Title: Dr. Seuss’ The Lorax Genre: Animation Rating: PG (for brief mild language) Cast: Voices of Taylor Swift, Zac Efron, Danny DeVito, Ed Helms Synopsis: This environmental tale gets a modern adaptation, as 12-year-old Ted searches for an extinct tree to impress his crush. Our Take: The film should appeal to viewers of all ages. Families can use the story of the treeless town of Thneedville to discuss ways to care for God’s earth.

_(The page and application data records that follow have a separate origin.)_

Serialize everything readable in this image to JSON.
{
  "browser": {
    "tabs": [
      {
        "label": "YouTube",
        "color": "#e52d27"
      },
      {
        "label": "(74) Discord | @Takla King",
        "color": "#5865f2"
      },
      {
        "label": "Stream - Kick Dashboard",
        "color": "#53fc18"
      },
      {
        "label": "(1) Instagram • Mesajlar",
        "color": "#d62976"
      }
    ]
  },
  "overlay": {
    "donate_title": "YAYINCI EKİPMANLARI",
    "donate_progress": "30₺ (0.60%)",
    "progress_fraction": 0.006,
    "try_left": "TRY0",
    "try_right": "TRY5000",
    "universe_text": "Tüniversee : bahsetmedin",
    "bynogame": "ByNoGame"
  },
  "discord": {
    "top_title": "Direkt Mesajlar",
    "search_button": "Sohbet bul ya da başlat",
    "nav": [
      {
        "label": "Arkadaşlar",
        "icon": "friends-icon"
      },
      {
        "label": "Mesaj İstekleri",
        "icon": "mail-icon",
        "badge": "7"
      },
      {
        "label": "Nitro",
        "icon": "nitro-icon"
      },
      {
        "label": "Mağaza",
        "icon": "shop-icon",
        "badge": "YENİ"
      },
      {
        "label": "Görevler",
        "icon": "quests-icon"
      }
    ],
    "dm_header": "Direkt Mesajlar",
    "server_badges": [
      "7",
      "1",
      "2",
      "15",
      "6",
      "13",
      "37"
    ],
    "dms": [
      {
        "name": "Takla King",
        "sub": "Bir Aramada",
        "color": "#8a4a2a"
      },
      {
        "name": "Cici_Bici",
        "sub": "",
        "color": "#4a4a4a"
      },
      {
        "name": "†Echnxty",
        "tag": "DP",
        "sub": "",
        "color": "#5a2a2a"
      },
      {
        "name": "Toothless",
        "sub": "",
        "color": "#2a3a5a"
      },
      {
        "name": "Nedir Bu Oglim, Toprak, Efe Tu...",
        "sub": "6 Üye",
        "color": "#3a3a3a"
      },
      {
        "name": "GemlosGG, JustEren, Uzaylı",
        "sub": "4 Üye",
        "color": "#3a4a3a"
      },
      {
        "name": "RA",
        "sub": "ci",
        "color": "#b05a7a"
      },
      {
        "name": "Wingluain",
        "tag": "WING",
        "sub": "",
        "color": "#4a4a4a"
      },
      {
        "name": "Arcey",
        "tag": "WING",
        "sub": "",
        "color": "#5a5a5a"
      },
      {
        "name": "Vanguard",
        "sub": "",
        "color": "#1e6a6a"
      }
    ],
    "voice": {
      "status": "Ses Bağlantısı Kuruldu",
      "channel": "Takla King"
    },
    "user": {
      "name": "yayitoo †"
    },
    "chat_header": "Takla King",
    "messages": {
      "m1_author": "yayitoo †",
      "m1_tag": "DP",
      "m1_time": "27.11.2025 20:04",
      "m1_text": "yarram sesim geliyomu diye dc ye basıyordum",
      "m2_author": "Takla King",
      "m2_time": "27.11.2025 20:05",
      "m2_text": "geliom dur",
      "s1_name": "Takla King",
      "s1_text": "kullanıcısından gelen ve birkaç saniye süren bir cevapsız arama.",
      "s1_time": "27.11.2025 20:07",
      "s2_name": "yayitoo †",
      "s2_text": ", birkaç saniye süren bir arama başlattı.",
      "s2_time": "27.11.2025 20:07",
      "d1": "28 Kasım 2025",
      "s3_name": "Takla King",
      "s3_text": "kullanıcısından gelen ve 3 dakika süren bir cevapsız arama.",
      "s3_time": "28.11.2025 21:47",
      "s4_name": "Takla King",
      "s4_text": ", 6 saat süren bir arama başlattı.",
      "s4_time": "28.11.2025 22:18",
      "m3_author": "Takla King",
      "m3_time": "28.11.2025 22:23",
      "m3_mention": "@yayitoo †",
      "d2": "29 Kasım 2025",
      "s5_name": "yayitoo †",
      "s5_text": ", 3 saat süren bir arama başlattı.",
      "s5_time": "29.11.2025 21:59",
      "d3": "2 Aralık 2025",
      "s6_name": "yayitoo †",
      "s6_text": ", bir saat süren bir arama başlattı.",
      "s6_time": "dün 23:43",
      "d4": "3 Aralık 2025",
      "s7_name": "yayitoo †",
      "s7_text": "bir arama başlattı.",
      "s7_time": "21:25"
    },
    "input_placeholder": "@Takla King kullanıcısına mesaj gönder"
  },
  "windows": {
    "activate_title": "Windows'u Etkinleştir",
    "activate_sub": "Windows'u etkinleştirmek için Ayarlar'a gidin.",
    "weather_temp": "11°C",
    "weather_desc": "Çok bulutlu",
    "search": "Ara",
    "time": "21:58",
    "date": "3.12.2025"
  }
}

Artist: Sidewalk Prophets Album: Live Like That Artist Info: This Christian band from Nashville gained fans with songs such as “The Words I Would Say” and “You Love Me Anyway” from their debut album, These Simple Truths. Summary: The new album is filled with what’s been described as musical devotions. The title track is about people who impact our faith by how they live. Our Take: Older children and preteens will enjoy singing along to these positive, uplifting lyrics.


• In Paul Tough’s upcoming book The Success Equation, he says failure is essential. “What kids need more than anything,” he writes, “is a little hardship: some challenge, some deprivation that they can overcome, even if just to prove to themselves that they can.” (New York Times) • Kids with autism and other disabilities now can enjoy movies tailored to their needs. At Sensory Friendly Films, lights are brought up, sound is turned down, and movement and noise are okay.

Rhythm Heaven Fever  

This title’s 50 quirky games will have players bobbing their heads and tapping their feet. Players earn medals by completing rhythm-related challenges.   In this city-building game, played on the Facebook social network, kids can donate virtual currency to real-world charities. This app, which features the cast of the PBS show Electric Company, helps children learn to express their emotions with words in healthy ways.

Rating & Platform
E; Wii

Because kids must be 13 to have a Facebook account, parents will have to share theirs. Free; best for children ages 5 and up.

• About one-third of children ages 6 months to 23 months have a TV in their bedroom, despite doctors’ guidelines that toddlers have no screen time. (Wall Street Journal) • Seventeen percent of scientists who say they’re atheists or agnostics attend church so their kids can make their own faith decisions and be “free thinkers.” (abcnews.go.com)


Feel Electric!

This page is designed to help educate parents and isn’t meant to endorse any movie, music, or product. Our prayer is that you’ll make informed decisions about what your children watch, listen to, and wear.    



Sign up to vote on this title
UsefulNot useful